The latest EIS stats: what a relief

| Henry Whorwood

The Enterprise Investment Scheme (EIS) is a tax relief programme designed to encourage individual investors to support small, high-risk companies. Today, HMRC released their latest statistics on companies raising funds using this scheme. Working with our friends at Newable, we’ve taken a closer look at how EIS fits into the wider funding landscape for ambitious companies in the UK.

Looking at the figures for the amount raised by using EIS alone paints a gloomy picture for the UK’s early-stage businesses. Investment peaked in 2015-16 with £1.98B raised through EIS; in 2017-18 this fell to £1.93B.

amount invested into ambitious uk companies

chart showing the percentage of fundraisings in the UK that are made under EIS

But EIS represents its smallest ever proportion of the funds raised by the UK’s growing private companies. In 2011-12, 46% of equity investment into the UK’s private businesses was EIS investment – by 2017-18 that had fallen to 16%. But private businesses raised more than ever before: £12.3B.

This is because there’s a wider and deeper pool of investment available to the UK’s ambitious companies. UK businesses are increasingly attracting investment from overseas investors and funds, who can’t take advantage of EIS relief. Moreover, investors are contributing volumes of investment that immediately exceed EIS allowances.

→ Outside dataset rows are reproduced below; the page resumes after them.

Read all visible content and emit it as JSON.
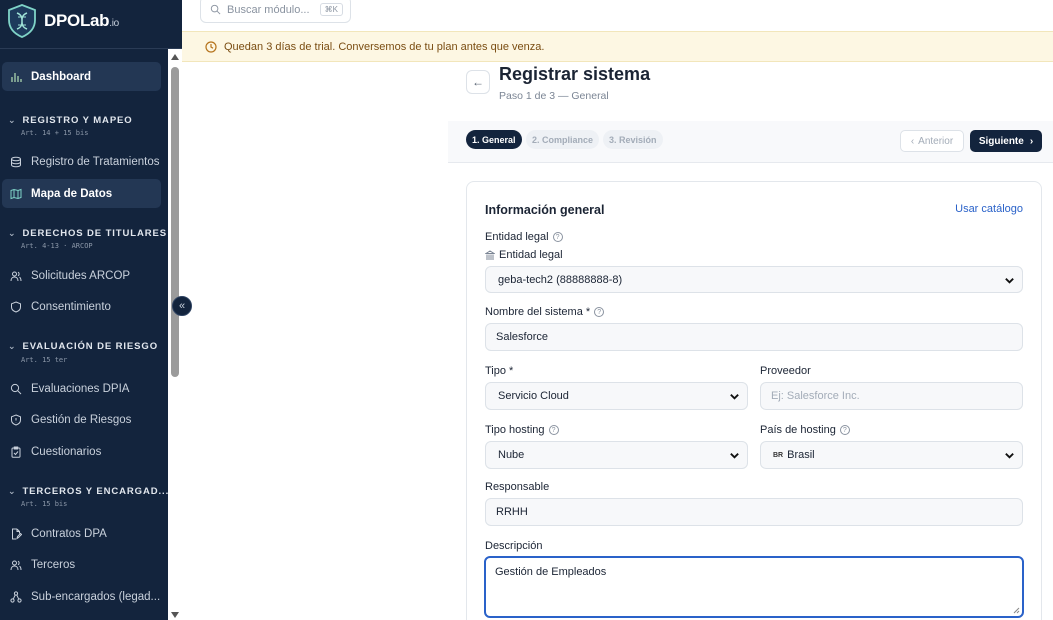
{
  "brand": {
    "name": "DPOLab",
    "suffix": ".io"
  },
  "search": {
    "placeholder": "Buscar módulo...",
    "shortcut": "⌘K"
  },
  "trial_banner": {
    "text": "Quedan 3 días de trial. Conversemos de tu plan antes que venza."
  },
  "sidebar": {
    "dashboard": "Dashboard",
    "sections": [
      {
        "title": "REGISTRO Y MAPEO",
        "subtitle": "Art. 14 + 15 bis",
        "items": [
          "Registro de Tratamientos",
          "Mapa de Datos"
        ]
      },
      {
        "title": "DERECHOS DE TITULARES",
        "subtitle": "Art. 4-13 · ARCOP",
        "items": [
          "Solicitudes ARCOP",
          "Consentimiento"
        ]
      },
      {
        "title": "EVALUACIÓN DE RIESGO",
        "subtitle": "Art. 15 ter",
        "items": [
          "Evaluaciones DPIA",
          "Gestión de Riesgos",
          "Cuestionarios"
        ]
      },
      {
        "title": "TERCEROS Y ENCARGAD...",
        "subtitle": "Art. 15 bis",
        "items": [
          "Contratos DPA",
          "Terceros",
          "Sub-encargados (legad..."
        ]
      }
    ],
    "active_item": "Mapa de Datos",
    "collapse_label": "«"
  },
  "page": {
    "title": "Registrar sistema",
    "subtitle": "Paso 1 de 3 — General",
    "back_label": "←"
  },
  "steps": [
    {
      "label": "1. General",
      "active": true
    },
    {
      "label": "2. Compliance",
      "active": false
    },
    {
      "label": "3. Revisión",
      "active": false
    }
  ],
  "nav_buttons": {
    "previous": "Anterior",
    "next": "Siguiente"
  },
  "form": {
    "section_title": "Información general",
    "catalog_link": "Usar catálogo",
    "legal_entity": {
      "label": "Entidad legal",
      "sublabel": "Entidad legal",
      "value": "geba-tech2 (88888888-8)"
    },
    "system_name": {
      "label": "Nombre del sistema *",
      "value": "Salesforce"
    },
    "type": {
      "label": "Tipo *",
      "value": "Servicio Cloud"
    },
    "provider": {
      "label": "Proveedor",
      "placeholder": "Ej: Salesforce Inc."
    },
    "hosting_type": {
      "label": "Tipo hosting",
      "value": "Nube"
    },
    "hosting_country": {
      "label": "País de hosting",
      "flag": "BR",
      "value": "Brasil"
    },
    "owner": {
      "label": "Responsable",
      "value": "RRHH"
    },
    "description": {
      "label": "Descripción",
      "value": "Gestión de Empleados"
    }
  },
  "colors": {
    "sidebar_bg": "#13243d",
    "accent": "#2a62c9",
    "banner_bg": "#fdf7e3"
  }
}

The amount of capital available to businesses outside the Enterprise Investment Scheme is a great thing and a testament to the appeal of UK businesses to a wide range of investors. EIS is instrumental in supporting those businesses that go on to raise these megarounds. 

 

Chris Manson, CEO of Newable, notes that the decrease in the proportion of funds raised with EIS also shows a more troubling trend. 

British tech entrepreneurs are acknowledged as being amongst the world leaders in AI, Med Tech and Space enabled businesses. It is no surprise that they attract capital from overseas investors.

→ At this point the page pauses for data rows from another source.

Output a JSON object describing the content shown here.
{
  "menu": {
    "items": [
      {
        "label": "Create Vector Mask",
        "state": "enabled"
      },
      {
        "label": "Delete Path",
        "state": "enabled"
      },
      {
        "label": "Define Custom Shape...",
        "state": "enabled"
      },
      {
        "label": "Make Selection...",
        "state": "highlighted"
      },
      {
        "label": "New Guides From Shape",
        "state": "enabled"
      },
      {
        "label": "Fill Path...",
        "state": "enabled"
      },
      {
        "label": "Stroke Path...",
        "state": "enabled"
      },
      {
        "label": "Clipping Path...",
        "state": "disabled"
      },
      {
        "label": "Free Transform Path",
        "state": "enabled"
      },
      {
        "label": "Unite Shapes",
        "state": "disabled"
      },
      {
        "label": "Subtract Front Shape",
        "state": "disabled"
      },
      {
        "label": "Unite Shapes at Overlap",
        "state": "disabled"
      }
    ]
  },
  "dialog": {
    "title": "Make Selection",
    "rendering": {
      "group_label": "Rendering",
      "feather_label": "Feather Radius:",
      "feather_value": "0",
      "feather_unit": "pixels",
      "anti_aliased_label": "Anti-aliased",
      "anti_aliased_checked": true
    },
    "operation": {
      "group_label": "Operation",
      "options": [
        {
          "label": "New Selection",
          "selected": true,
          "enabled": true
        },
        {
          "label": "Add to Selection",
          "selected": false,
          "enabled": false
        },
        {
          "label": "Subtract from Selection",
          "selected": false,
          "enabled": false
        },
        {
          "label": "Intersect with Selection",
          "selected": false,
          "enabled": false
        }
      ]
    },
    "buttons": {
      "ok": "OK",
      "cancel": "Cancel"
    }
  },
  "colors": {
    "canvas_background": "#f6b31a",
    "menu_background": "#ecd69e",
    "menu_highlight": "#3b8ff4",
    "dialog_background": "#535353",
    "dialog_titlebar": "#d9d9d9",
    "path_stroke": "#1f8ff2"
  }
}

However, EIS is an excellent way for British private investors to support British companies. From an investor’s point of view, putting capital into EIS-accredited companies can be both exciting and highly rewarding. For the patient investor, returns have the potential to far exceed traditional quoted stocks whilst EIS mitigates some of the down side risk.

The Enterprise Investment Scheme is the envy of the world and funds like Newable’s EIS Evergreen Tech Fund are available as a vehicle to access these excellent British businesses.”

Indeed, although a record number of companies raised funds using EIS in 2017-18, the number of new businesses raising through EIS has been falling since 2014-15. This tallies with our analysis that has shown seed-stage deal numbers falling dramatically, as individual investors appear to be avoiding this riskiest of asset classes. Even with lucrative EIS and SEIS incentives, investors are holding back. We hope that a resolution to the political and economic uncertainty the UK has been experiencing – whenever it might come – will put these investors back into overdrive. We’ll be watching closely.